  5. Clarify American Support for Taiwan. Tsai Ing-wen will assume power as the new president of Taiwan in 2016. As carefully and responsibly as Tsai and the Democratic Progressive Party (DPP) may approach relations with China, they nevertheless fundamentally reject Beijing’s dream of ultimate unification. This will remain an underlying source of tension as long as the DPP remains in power. The Obama Administration needs to establish trust in Taipei and use that trust to counsel prudence. At the same time, it should demonstrate unwavering support for Taiwan’s security and prerogative in determining its own future. To this end, the Administration should facilitate new arms sales, or, failing this, at least begin building interagency consensus and support on Capitol Hill and Taipei to facilitate approval early in 2017. New fighter jets and diesel-electric submarines should be at the top of the list.

Conclusion

The U.S. is more than a resident power in the Asia–Pacific; it is the region’s preeminent power. Without proper leadership, American interests in peace, freedom, security, and prosperity there cannot be reliably secured. President Obama has had mixed success in serving American interests in the region. In his remaining time in office, the President should work to secure the gains made and position future generations of leaders for success.

—Walter Lohman is Director of the Asian Studies Center, of the Kathryn and Shelby Cullom Davis Institute for National Security and Foreign Policy, at The Heritage Foundation.

About the Author

Walter Lohman Director, Asian Studies Center
Asian Studies Center

Related Issues: Asia and the Pacific

Show references in this report

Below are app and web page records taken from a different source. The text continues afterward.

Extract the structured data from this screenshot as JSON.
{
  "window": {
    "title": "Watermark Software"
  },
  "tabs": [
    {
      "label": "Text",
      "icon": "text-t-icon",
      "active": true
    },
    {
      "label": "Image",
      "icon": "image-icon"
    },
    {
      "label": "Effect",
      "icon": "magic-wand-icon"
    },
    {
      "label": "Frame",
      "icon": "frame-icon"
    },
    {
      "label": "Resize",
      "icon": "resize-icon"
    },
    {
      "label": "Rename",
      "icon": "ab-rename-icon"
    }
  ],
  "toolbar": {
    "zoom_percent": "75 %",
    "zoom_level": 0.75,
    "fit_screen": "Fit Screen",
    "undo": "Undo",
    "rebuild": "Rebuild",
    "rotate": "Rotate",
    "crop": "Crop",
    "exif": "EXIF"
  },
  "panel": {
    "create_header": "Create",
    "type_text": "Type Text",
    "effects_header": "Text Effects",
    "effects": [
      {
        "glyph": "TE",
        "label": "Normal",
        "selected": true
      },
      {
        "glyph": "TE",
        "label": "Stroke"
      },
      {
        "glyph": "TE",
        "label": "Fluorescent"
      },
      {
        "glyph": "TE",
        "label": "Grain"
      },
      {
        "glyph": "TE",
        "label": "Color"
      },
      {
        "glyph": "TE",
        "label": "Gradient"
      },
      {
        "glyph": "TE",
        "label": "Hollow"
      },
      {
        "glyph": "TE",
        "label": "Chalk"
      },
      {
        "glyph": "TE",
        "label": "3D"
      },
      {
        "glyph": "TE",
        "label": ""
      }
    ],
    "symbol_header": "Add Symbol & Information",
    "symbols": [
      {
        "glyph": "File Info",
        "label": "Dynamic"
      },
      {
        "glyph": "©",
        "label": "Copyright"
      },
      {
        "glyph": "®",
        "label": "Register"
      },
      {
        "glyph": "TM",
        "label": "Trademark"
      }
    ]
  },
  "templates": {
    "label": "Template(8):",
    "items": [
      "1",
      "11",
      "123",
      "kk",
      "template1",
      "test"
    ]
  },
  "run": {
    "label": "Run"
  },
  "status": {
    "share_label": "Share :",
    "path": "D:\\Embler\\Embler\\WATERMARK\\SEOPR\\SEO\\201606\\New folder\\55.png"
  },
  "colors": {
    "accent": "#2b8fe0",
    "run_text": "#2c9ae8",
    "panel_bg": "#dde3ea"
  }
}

[1] Dakota L. Wood, ed., 2016 Index of U.S. Military Strength (Washington, DC: The Heritage Foundation, 2016), http://index.heritage.org/military/2016/assessments/us-military-power/us-navy/.

[2] Seth Cropsey, “S.O.S. for a Declining American Navy,” The Wall Street Journal, January 6, 2016, http://www.wsj.com/articles/s-o-s-for-a-declining-american-navy-1452124971 (accessed January 29, 2016).

[3] Susan V. Lawrence, “U.S.–China Relations: An Overview of Policy Issues,” Congressional Research Service Report No. 41108, August 1, 2013, https://www.fas.org/sgp/crs/row/R41108.pdf (accessed February 2, 2016).